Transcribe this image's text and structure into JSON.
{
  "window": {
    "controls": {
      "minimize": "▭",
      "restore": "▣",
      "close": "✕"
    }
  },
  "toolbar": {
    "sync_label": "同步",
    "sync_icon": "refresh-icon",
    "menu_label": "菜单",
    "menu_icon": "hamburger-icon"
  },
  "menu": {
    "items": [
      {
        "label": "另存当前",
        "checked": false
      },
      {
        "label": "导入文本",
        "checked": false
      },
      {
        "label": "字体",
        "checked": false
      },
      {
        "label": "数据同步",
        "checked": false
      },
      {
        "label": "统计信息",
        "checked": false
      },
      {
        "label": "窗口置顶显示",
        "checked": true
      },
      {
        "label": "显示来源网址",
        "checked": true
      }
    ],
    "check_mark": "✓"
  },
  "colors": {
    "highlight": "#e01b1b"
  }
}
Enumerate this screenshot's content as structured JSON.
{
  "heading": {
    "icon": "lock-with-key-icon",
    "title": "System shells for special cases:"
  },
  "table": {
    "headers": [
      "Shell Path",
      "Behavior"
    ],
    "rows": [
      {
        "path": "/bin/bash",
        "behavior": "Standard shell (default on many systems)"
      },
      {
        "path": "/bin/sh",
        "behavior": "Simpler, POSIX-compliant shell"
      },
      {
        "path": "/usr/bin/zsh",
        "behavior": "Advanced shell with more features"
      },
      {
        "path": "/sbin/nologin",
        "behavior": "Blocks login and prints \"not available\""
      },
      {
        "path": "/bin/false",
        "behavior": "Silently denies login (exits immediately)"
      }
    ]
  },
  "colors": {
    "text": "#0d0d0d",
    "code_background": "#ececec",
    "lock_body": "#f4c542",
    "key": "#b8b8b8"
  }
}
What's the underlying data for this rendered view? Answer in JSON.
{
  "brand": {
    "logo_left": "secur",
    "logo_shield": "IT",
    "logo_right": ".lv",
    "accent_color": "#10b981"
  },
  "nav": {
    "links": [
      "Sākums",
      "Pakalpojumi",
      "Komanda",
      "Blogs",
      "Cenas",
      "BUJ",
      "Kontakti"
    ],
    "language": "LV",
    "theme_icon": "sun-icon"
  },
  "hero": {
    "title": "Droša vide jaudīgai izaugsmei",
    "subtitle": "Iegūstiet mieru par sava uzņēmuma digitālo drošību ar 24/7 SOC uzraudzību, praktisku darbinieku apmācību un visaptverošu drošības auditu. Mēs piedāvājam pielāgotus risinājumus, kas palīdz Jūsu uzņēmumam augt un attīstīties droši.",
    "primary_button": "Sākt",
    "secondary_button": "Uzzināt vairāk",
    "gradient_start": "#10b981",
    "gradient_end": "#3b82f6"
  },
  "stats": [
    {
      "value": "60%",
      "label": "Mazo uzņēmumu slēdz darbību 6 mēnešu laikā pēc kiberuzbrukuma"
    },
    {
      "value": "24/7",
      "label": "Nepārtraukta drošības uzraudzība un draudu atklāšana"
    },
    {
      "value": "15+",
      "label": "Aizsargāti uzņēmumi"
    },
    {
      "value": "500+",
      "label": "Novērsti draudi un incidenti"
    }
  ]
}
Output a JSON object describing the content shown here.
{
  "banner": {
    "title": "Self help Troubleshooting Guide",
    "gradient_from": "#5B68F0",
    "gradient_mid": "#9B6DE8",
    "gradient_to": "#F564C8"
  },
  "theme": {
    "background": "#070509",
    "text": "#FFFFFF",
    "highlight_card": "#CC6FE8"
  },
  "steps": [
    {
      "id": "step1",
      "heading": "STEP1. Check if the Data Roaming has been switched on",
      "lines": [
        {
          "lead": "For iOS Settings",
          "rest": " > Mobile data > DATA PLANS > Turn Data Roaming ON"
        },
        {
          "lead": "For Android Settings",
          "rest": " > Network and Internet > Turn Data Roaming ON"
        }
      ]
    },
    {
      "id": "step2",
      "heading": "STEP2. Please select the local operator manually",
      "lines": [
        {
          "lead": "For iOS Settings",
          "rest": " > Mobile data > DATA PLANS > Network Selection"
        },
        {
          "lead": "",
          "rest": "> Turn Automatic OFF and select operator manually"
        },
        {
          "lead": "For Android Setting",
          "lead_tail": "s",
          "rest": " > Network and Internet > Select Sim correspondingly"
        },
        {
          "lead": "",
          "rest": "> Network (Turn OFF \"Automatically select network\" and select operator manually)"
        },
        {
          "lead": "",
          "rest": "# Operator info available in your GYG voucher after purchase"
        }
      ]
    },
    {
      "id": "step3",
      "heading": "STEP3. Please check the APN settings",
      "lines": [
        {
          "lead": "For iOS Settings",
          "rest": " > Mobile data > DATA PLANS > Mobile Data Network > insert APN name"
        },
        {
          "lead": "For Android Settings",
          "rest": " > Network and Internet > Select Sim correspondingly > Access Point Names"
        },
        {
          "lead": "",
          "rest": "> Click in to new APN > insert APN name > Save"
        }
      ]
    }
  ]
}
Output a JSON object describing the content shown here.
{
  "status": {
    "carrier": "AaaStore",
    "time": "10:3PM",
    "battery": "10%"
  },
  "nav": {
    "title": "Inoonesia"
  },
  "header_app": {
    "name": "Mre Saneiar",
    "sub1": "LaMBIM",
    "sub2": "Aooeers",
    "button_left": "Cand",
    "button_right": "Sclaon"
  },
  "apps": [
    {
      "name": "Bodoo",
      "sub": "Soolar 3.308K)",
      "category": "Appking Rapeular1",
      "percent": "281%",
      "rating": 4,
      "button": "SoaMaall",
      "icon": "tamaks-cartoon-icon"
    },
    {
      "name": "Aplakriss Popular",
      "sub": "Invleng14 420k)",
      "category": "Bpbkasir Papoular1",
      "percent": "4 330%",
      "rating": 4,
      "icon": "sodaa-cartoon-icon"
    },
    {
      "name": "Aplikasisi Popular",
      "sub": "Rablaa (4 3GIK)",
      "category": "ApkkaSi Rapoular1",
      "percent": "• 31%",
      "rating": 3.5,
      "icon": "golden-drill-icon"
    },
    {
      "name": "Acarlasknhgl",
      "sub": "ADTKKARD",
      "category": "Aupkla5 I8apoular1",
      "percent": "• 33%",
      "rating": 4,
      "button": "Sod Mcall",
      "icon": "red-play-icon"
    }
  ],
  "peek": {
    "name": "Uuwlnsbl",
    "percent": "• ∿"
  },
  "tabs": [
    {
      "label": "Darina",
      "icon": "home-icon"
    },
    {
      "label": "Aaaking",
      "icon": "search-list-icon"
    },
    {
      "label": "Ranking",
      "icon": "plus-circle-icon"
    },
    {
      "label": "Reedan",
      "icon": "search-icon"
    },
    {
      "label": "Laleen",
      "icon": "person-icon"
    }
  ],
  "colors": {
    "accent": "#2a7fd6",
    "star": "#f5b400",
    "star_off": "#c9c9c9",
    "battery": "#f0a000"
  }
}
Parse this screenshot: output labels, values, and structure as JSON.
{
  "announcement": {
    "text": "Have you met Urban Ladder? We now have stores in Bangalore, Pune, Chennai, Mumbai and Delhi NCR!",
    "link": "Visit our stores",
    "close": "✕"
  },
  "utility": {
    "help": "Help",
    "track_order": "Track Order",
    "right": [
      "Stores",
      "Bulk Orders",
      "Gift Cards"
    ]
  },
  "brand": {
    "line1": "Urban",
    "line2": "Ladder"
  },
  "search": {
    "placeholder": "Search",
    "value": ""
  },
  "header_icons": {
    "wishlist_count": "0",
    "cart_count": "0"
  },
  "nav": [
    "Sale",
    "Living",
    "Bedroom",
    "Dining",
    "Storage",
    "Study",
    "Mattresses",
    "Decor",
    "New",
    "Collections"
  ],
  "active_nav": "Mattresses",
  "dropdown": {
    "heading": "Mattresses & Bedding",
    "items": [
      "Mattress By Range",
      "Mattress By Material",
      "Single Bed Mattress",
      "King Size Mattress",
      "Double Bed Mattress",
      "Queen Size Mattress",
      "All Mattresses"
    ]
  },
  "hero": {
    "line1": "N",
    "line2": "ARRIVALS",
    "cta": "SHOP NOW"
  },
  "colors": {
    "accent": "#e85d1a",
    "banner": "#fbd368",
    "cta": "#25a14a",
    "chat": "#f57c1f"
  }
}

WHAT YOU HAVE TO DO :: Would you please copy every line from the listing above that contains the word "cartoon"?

PROBLEM SOLUTION ::
      "icon": "tamaks-cartoon-icon"
      "icon": "sodaa-cartoon-icon"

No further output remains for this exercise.